#1

Hi All, This thread shifted to polishing techniques which I think
deserves comment. I have found that the most dangerous part of
jewelry making and repairing is the polishing machine. Chemicals
pose a different threat. Cuts an burns are usually minor.

When polishing a chain or bracelet I always use a cut piece of a
wide leather belt as a back support to the chain. This allows me to
hold the piece tightly while applying the appropriate pressure
against the wheel. I never polish a closed chain. Instead open the
clasp, start at one end, and shift the chain against the leather
piece a couple inches at a time until you reach the other end. If it
gets away from you, let it go and get out of the way! Your fingers
and face are more valuable than any chain.
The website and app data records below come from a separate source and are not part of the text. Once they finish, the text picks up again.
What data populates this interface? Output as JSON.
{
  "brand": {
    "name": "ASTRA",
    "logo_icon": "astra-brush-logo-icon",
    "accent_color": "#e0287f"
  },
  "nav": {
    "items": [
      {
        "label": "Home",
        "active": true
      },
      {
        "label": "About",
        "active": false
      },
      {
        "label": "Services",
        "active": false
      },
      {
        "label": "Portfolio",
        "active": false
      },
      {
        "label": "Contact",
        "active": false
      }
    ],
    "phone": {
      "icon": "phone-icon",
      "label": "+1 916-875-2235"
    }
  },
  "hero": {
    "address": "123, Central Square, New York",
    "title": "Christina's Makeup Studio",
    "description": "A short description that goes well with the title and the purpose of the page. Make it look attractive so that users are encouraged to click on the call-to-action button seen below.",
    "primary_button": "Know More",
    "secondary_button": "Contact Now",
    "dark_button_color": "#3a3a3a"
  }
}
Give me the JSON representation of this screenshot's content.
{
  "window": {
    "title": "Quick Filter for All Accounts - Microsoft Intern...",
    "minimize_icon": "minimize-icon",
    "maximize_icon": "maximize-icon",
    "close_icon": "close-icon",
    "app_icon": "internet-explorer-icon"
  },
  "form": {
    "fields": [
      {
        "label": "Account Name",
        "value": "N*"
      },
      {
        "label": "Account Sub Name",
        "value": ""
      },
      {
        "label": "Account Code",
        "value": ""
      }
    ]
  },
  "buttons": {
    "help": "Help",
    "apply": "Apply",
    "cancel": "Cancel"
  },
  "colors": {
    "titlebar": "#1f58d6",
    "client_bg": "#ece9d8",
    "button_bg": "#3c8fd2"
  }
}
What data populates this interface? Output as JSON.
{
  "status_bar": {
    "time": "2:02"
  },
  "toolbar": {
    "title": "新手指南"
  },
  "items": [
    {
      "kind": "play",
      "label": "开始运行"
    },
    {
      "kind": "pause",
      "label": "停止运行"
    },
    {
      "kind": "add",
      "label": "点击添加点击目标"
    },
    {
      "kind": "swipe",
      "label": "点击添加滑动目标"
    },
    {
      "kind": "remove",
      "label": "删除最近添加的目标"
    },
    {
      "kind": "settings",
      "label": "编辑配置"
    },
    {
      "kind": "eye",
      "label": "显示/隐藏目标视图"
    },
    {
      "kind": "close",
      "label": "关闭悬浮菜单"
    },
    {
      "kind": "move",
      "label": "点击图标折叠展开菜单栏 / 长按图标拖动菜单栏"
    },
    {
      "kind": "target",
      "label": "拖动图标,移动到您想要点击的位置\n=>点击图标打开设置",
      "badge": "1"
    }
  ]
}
Just writing this gives me the creeps. I had a friend who lost a
finger polishing a closed bracelet. Also, if you are interrupted
while polishing, just stop, finish the conversation and go back when
you can give it all your attention.

One more thing… In retail locations, I have found that many
employees think it is a simple task to touch up an item when they
sell it for a customer. Unless they have respect for the polishing
machine they are at risk. I’ve warned many of them about polishing
without safety glasses and/or while wearing ties.

Call me paranoid, but I have 10 fingers,

Mark


#2

The hands down best method for polishing chains is in a tumbler. The
results are outstanding, no fingers or eyes in jeopardy and bonus is
no burs. Teresa


#3

I find that polishing chains in the tumbler is just as effective and
much less dangerous than trying to polish them on a buffing wheel.

Dee